The Australian trading week looks set for a downbeat start as a public holiday in the US and lingering concerns about the coronavirus depress buyer interest.
ASX SPI200 index futures eased 17 points or 0.2 per cent on Saturday morning to 7049 after US stocks closed mixed but little changed ahead of the Presidents Day long weekend. The benchmark domestic index, the ASX 200, finished just two and a half points shy of a closing record on Friday after a revival in the banks lifted the market for a fourth day.
With weak overseas leads, traders will look to the domestic earnings season to generate momentum. The interim reporting season hits its peak this week as more than 130 companies release updates. Today brings reports from QBE, Brambles, Bendigo Bank, GWA Group and Altium. Highlights later in the week include BHP and Coles tomorrow, Wesfarmers and Fortescue on Wednesday, and Qantas and Santos on Thursday.
US stocks traded in the red for much of Friday before a late reversal following reports the White House was considering ways to encourage investment in the stock market. The S&P 500 finished near its session high, six points or 0.18 per cent higher at a new record of 3,380. The Nasdaq also claimed a new closing high with a rise of 19 points or 0.2 per cent. The Dow trimmed its loss to 25 points or 0.09 per cent.
The market bounced late in the session after CNBC reported the White House was exploring tax incentives to draw more small investors into the market. The proposal is a potential response to the drop in stock ownership since the GFC.
Wall Street sealed a second week of solid gains despite ongoing concerns about the economic fallout from the Covid-19 virus outbreak. The S&P 500 gained 1.6 per cent for the week, the Nasdaq 2.2 per cent and the Dow 1 per cent. Here, the ASX 200 gained 1.5 per cent. Over the weekend, China reported a sharp drop on fresh cases of the virus: 2,641 cases on Friday, down from 5,090 on Thursday. Fluctuations in the numbers kept markets on edge for much of last week.
The mood on Friday was dented by soft economic data. Core retail sales were stagnant last month as clothing stores suffered a 3.1 per cent setback, the heaviest since the GFC. Industrial production declined 0.3 per cent in January, the fourth fall in five months.
The materials and energy sectors underperformed on a day when traditional defensives delivered the best returns. BHP's US-listed stock fell 0.6 per cent and its UK-listed stock 1.14 per cent. Rio Tinto shed 0.67 per cent in the US and 0.51 per cent in the UK. The spot price for iron ore landed at Qingdao in China edged up 10 cents or less than 0.1 per cent to $US88.67 a dry ton.

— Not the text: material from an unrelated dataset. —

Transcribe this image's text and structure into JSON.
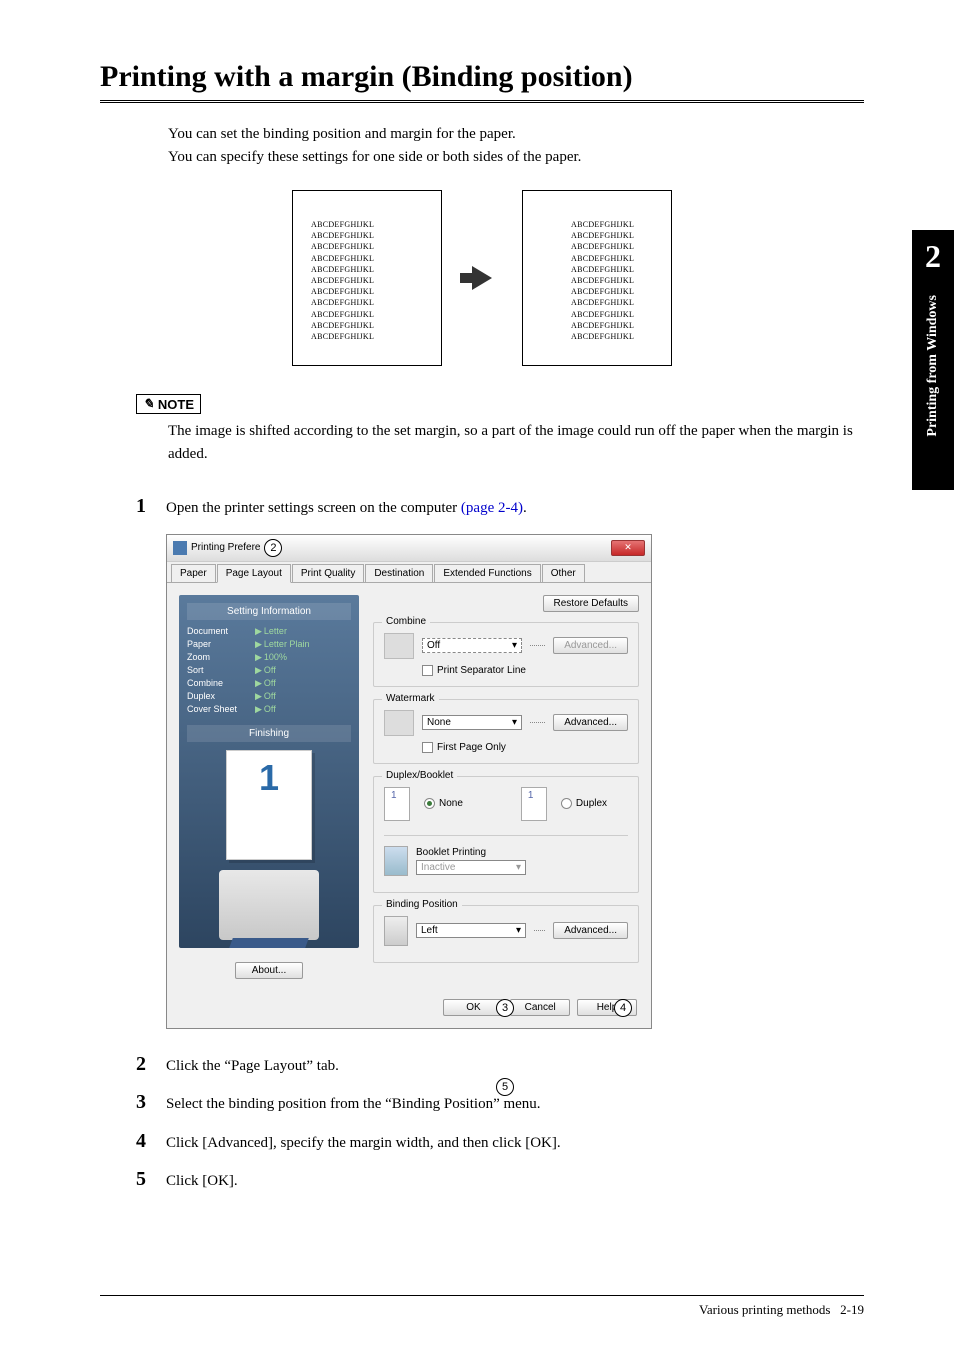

The US energy sector fell 0.8 per cent despite a rise on Friday that extended crude's first weekly gain in six weeks. Brent crude settled 98 cents or 1.7 per cent higher at $US57.32 a barrel for a weekly tally of 5.2 per cent.

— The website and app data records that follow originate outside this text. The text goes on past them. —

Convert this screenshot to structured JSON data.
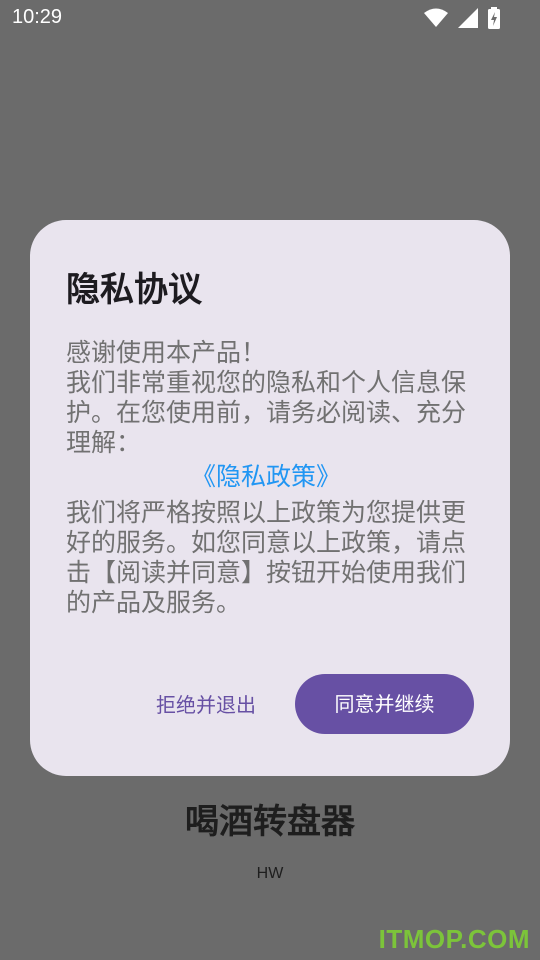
{
  "status_bar": {
    "time": "10:29",
    "icons": [
      "wifi-icon",
      "signal-icon",
      "battery-icon"
    ]
  },
  "dialog": {
    "title": "隐私协议",
    "greeting": "感谢使用本产品！",
    "intro": "我们非常重视您的隐私和个人信息保护。在您使用前，请务必阅读、充分理解：",
    "policy_link": "《隐私政策》",
    "closing": "我们将严格按照以上政策为您提供更好的服务。如您同意以上政策，请点击【阅读并同意】按钮开始使用我们的产品及服务。",
    "decline_label": "拒绝并退出",
    "accept_label": "同意并继续"
  },
  "background": {
    "app_title": "喝酒转盘器",
    "app_subtitle": "HW"
  },
  "watermark": "ITMOP.COM",
  "colors": {
    "scrim": "#6b6b6b",
    "dialog_bg": "#e9e4ee",
    "accent": "#6750a4",
    "link": "#2196f3",
    "body_text": "#717171",
    "watermark": "#7cc43a"
  }
}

Gold claimed a two-week high as traders continued to hedge against unknowns attached to the Covid-19 virus. Gold for April delivery settled $7.60 or 0.5 per cent ahead at $US1,586.40 an ounce for a weekly gain of 0.8 per cent.

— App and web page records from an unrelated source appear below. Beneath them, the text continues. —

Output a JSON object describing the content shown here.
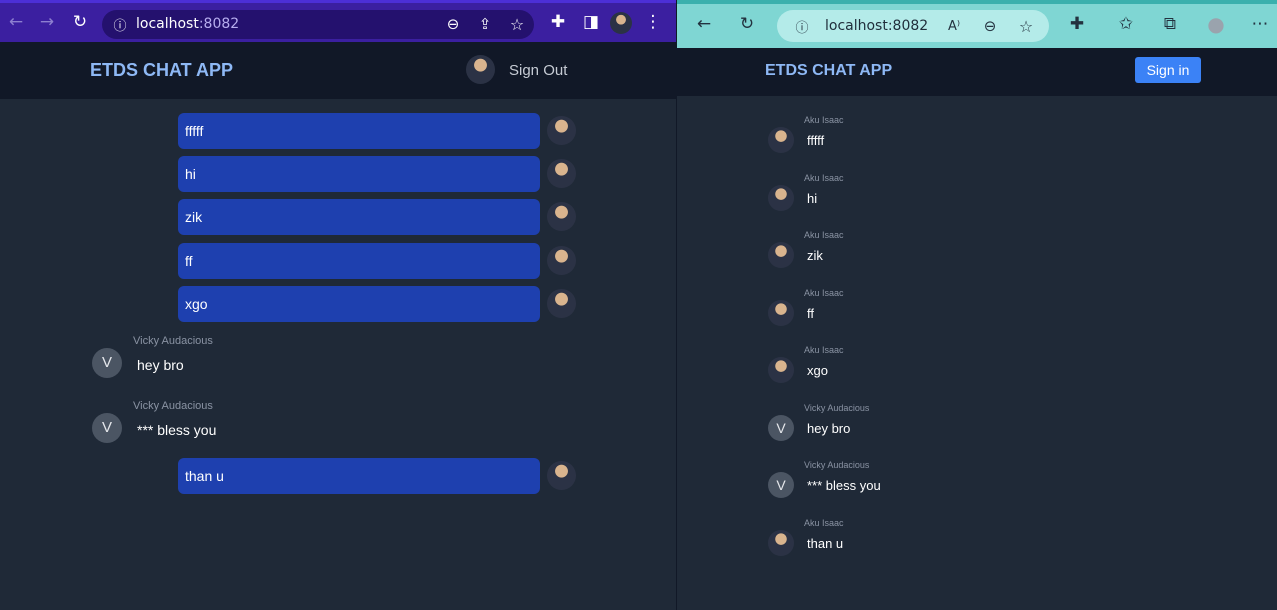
{
  "left_browser": {
    "url_host": "localhost",
    "url_port": ":8082"
  },
  "right_browser": {
    "url": "localhost:8082"
  },
  "left_app": {
    "title": "ETDS CHAT APP",
    "signout_label": "Sign Out",
    "sent_messages_top": [
      "fffff",
      "hi",
      "zik",
      "ff",
      "xgo"
    ],
    "received": [
      {
        "sender": "Vicky Audacious",
        "initial": "V",
        "text": "hey bro"
      },
      {
        "sender": "Vicky Audacious",
        "initial": "V",
        "text": "*** bless you"
      }
    ],
    "sent_last": "than u"
  },
  "right_app": {
    "title": "ETDS CHAT APP",
    "signin_label": "Sign in",
    "messages": [
      {
        "sender": "Aku Isaac",
        "text": "fffff",
        "avatar": "photo"
      },
      {
        "sender": "Aku Isaac",
        "text": "hi",
        "avatar": "photo"
      },
      {
        "sender": "Aku Isaac",
        "text": "zik",
        "avatar": "photo"
      },
      {
        "sender": "Aku Isaac",
        "text": "ff",
        "avatar": "photo"
      },
      {
        "sender": "Aku Isaac",
        "text": "xgo",
        "avatar": "photo"
      },
      {
        "sender": "Vicky Audacious",
        "text": "hey bro",
        "avatar": "V"
      },
      {
        "sender": "Vicky Audacious",
        "text": "*** bless you",
        "avatar": "V"
      },
      {
        "sender": "Aku Isaac",
        "text": "than u",
        "avatar": "photo"
      }
    ]
  },
  "colors": {
    "sent_bubble": "#1e40af",
    "app_title": "#8eb8f5",
    "signin_button": "#3b82f6",
    "chrome_toolbar": "#3b1fa0",
    "edge_toolbar": "#7fd6d3"
  },
  "icons": {
    "chrome": [
      "back-arrow-icon",
      "forward-arrow-icon",
      "reload-icon",
      "info-icon",
      "zoom-out-icon",
      "share-icon",
      "star-icon",
      "extensions-icon",
      "side-panel-icon",
      "profile-avatar",
      "more-vert-icon"
    ],
    "edge": [
      "back-arrow-icon",
      "reload-icon",
      "info-icon",
      "read-aloud-icon",
      "zoom-out-icon",
      "add-favorite-icon",
      "extensions-icon",
      "favorites-icon",
      "collections-icon",
      "profile-icon",
      "more-horiz-icon"
    ]
  }
}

Copper pared a second week of gains. Benchmark copper on the London Metal Exchange traded 0.7 per cent lower in closing rings at $US5,751 a tonne, trimming its weekly gain to 1.5 per cent. Aluminium was bid down 0.8 per cent, nickel 1.1 per cent, lead 1.6 per cent, zinc 1 per cent and tin 0.2 per cent.
The dollar was buying 67.13 US cents.
The domestic economic calendar kicks into gear later in the week, with the release tomorrow of the minutes from the last Reserve Bank meeting, the quarterly wage price index on Wednesday, and the January employment report on Thursday. US markets are closed tonight.